Epiphyte Traveling Pavilion – A fusion of organic architecture with futuristic bearing
In the recent times, eco architects have always looked forth to incorporate (or at least allude) to a wholesome natural state of systems. This natural state in itself comprises of an organic network, which is very like the scope and arrangement found within a biological organism. In relation to this, the Epiphyte Traveling Pavilion by architect-industrial designer Marvin Bratke, is one such flexible structure concept which is described as a ‘self sufficient organism’ by the designer himself.
The ‘organism’ part should not be confused with the sentient nature of a life form. But rather it should be seen as the scope, behavior and arrangement by which any organism interacts with its natural surrounding. The intriguing yet fundamental idea behind organic architecture is to create structures that would mimic such natural interactions, and thus be unequivocally sustainable in nature.
In relation to this, the Epiphyte Pavilion has been envisaged as an utterly adaptable building that will interact and actually ‘grow’ with the alterations of the surrounding city-scape. To be constructed in the green city of Munich (already voted as the most livable city in the world by Monocle in 2010), the location has been intentionally chosen to reflect the environment friendly nature of the building.

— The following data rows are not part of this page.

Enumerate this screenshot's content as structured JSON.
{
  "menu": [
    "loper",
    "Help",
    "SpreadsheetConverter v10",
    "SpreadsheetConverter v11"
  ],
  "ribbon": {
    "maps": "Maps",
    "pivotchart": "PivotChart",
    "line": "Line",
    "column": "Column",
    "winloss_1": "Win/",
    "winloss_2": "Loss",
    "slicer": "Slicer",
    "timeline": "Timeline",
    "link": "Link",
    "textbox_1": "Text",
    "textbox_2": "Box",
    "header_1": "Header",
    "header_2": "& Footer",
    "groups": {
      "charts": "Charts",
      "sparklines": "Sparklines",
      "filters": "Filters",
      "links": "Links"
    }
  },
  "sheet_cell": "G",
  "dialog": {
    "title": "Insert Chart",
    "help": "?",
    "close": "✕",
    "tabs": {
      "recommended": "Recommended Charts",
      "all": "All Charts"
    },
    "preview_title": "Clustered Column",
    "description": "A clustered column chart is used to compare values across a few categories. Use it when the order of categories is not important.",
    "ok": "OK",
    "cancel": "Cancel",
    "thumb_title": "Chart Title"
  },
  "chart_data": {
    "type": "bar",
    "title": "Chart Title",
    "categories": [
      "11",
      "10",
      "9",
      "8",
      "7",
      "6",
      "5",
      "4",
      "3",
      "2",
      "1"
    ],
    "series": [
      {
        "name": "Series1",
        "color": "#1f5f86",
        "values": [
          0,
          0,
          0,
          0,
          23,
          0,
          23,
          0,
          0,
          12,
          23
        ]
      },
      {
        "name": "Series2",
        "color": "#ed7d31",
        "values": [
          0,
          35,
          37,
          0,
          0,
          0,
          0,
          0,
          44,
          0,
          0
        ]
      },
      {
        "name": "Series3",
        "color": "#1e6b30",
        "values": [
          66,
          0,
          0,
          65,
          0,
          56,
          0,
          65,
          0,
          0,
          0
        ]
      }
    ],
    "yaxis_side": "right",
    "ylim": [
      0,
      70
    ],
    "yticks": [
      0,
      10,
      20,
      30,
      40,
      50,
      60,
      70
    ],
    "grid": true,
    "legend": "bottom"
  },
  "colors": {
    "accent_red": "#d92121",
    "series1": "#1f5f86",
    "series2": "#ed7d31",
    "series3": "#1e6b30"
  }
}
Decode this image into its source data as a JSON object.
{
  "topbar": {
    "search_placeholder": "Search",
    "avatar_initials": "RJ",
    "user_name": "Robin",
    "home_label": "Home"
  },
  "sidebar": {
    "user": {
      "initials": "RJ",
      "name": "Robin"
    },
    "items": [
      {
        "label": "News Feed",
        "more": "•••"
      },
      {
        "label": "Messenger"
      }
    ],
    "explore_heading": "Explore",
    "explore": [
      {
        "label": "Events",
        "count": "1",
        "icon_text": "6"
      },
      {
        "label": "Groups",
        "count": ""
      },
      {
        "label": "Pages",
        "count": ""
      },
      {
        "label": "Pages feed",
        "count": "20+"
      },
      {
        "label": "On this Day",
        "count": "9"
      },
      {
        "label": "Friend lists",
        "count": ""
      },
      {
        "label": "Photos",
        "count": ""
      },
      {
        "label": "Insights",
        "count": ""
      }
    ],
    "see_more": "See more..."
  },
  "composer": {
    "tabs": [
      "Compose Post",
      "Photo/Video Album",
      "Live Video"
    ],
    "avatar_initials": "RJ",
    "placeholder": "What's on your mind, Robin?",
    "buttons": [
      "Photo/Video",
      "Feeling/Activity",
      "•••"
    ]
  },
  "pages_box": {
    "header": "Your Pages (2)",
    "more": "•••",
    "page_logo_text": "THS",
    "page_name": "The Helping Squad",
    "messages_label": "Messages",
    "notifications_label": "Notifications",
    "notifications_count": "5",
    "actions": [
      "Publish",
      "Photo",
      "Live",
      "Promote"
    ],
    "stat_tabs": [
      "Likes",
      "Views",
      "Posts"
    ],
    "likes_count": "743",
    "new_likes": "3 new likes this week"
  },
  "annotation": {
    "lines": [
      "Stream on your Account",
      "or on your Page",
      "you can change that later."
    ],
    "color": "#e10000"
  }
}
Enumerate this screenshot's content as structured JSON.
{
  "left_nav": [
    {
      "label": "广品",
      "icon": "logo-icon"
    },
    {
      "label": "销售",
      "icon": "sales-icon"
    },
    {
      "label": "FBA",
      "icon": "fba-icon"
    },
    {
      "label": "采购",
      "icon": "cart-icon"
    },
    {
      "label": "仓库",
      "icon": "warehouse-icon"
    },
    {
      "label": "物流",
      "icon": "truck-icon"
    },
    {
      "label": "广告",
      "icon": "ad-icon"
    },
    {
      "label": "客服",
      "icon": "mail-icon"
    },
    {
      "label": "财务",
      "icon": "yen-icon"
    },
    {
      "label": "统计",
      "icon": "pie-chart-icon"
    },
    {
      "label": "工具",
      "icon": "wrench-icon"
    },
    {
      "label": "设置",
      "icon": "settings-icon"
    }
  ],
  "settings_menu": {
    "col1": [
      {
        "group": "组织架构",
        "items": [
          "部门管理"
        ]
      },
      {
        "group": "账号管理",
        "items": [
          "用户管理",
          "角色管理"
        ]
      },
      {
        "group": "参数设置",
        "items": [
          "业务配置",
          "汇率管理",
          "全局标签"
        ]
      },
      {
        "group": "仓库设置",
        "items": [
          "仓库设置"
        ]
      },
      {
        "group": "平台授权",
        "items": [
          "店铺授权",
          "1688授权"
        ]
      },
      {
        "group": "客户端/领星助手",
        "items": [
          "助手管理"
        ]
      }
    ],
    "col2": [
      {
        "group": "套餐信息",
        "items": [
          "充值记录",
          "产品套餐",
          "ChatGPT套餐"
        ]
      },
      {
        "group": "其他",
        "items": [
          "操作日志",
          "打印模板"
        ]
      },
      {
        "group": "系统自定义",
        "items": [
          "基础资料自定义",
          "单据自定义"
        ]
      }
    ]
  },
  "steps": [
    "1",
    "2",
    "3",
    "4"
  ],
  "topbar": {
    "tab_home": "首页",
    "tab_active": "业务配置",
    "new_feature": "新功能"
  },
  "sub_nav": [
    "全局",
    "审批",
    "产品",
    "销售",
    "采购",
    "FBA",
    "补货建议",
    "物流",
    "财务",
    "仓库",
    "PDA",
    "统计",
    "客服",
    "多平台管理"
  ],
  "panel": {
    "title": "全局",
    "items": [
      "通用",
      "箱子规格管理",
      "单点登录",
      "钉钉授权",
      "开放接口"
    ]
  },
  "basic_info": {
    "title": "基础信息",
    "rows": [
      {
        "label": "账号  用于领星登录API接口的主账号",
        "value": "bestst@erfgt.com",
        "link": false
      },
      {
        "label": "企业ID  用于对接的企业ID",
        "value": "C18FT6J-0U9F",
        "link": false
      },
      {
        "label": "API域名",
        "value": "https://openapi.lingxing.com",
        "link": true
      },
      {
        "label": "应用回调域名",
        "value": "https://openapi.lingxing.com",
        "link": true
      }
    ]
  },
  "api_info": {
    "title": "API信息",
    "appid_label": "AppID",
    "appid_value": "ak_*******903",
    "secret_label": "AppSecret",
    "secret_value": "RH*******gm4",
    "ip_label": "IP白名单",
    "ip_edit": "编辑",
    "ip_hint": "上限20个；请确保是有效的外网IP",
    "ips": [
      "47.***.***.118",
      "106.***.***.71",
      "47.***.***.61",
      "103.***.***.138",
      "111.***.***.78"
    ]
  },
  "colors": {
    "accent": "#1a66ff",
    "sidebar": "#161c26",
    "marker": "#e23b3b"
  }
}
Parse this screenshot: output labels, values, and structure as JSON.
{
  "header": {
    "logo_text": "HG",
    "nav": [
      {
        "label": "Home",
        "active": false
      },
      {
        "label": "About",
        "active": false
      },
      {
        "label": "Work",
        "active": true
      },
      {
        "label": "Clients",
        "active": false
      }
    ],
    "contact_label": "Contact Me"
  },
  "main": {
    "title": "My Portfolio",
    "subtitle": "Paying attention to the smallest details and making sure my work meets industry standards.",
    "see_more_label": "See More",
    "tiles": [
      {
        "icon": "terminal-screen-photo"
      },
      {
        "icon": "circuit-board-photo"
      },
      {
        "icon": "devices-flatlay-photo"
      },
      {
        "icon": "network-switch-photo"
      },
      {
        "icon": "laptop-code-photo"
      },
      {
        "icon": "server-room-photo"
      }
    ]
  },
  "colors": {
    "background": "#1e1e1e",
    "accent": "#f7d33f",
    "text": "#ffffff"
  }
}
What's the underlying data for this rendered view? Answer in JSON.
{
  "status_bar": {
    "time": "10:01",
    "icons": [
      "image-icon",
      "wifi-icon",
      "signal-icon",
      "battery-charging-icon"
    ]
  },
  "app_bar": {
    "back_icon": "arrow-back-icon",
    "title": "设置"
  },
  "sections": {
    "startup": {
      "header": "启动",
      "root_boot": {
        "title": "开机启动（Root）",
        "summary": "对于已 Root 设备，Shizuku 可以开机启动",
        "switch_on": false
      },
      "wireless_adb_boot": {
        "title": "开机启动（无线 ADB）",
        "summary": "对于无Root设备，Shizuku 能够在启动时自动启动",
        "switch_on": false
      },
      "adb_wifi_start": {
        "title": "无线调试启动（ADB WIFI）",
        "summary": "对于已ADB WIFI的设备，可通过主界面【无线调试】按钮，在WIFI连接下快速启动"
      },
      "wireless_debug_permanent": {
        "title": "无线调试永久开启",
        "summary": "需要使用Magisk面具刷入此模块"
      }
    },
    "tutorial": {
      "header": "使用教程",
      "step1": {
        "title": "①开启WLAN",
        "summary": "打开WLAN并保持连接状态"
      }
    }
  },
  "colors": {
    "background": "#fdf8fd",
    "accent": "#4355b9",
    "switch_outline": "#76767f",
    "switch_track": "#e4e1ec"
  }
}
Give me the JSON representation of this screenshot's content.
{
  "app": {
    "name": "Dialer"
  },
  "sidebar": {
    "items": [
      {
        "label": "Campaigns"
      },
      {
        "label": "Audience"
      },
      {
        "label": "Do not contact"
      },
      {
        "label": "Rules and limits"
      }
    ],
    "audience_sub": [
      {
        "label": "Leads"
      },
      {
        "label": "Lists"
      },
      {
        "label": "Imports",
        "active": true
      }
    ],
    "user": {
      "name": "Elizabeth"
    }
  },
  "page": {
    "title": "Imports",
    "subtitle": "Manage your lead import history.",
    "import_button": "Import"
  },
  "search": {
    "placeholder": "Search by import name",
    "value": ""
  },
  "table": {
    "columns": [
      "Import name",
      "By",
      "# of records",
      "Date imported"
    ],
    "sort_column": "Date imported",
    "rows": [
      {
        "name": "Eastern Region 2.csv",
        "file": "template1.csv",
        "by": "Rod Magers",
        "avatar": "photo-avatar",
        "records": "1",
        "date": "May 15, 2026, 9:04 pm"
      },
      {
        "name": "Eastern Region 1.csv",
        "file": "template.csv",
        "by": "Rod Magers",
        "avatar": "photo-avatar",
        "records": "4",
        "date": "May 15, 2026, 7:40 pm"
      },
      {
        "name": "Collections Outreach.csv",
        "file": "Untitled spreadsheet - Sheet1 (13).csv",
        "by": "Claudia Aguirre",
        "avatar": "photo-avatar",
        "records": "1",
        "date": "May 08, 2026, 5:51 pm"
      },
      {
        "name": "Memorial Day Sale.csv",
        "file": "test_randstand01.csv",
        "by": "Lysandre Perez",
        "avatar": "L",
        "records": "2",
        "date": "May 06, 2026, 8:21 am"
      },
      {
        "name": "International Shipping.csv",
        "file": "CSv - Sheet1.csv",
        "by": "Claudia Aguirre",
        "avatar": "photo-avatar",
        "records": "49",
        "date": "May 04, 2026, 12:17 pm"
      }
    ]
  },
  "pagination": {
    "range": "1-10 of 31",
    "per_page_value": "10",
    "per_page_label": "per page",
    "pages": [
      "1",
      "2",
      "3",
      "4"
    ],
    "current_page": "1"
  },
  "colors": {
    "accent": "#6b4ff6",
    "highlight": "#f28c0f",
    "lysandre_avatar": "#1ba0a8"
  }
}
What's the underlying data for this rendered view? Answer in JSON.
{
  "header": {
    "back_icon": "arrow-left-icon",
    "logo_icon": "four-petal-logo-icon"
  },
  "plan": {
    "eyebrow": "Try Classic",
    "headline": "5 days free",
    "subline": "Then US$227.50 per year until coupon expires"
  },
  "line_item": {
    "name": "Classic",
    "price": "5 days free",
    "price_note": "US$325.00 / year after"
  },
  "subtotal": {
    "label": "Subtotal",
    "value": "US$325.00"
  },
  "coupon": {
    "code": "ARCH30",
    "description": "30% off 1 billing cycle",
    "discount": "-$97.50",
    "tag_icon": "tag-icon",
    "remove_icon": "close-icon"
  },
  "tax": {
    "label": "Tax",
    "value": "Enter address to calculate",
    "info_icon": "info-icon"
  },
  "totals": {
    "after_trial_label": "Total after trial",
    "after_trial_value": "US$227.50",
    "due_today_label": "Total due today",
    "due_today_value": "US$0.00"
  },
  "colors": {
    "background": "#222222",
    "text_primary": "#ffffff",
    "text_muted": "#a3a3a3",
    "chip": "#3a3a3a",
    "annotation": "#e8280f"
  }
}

Coming to the structural part, the irregularly slanting shape of the pavilion does emanate a sense of futuristic bearing. So, in spite of replicating the attributes of natural interaction, the open form will seamlessly blend in with the contemporary modern setting of the city. Underneath the shimmering facade, the designer has thought of an arrangement of plywood framework with an elastic bolt system. This light weight skeleton will be covered by sturdy 15mm aluminum cladding, which in turn will be nano coated. Finally, the overall structural process will be kept flexible, so as the building can be disassembled, transported (in individual components) and then assembled at a different location.
In relation to the ‘green’ attributes, the building will incorporate a plethora of sustainable features. The glazed surface will actually comprise of flexible thin film solar cells (with an efficiency of around 5 percent) for receiving and storage of clean electrical energy. In regard to regulation of micro-climate of the pavilion, the slanting shape will provide the advantage of aerodynamics, thus facilitating the natural flow of wind along with optimized cross ventilation and air purification. The gradient will also hold a spatial bulge (protruding downwards within the structure) on one end of the pavilion roofing system. This bulge will accommodate excess rainwater for harvesting, while the collected water will also act as a water core system for diffusion of cooling mist inside the building (through the protruding bulge).
Finally, coming to the functionality of the building, it will act as a alterable spatial volume for exhibiting art works. The internal play of water, mist and light will contribute to an ethereal ambiance for the users and enthusiasts. But more importantly, according to Bratke, the building will earn more energy than it consumes. This alone alludes to its fascinating purpose of being a futuristic bastion of sustainability.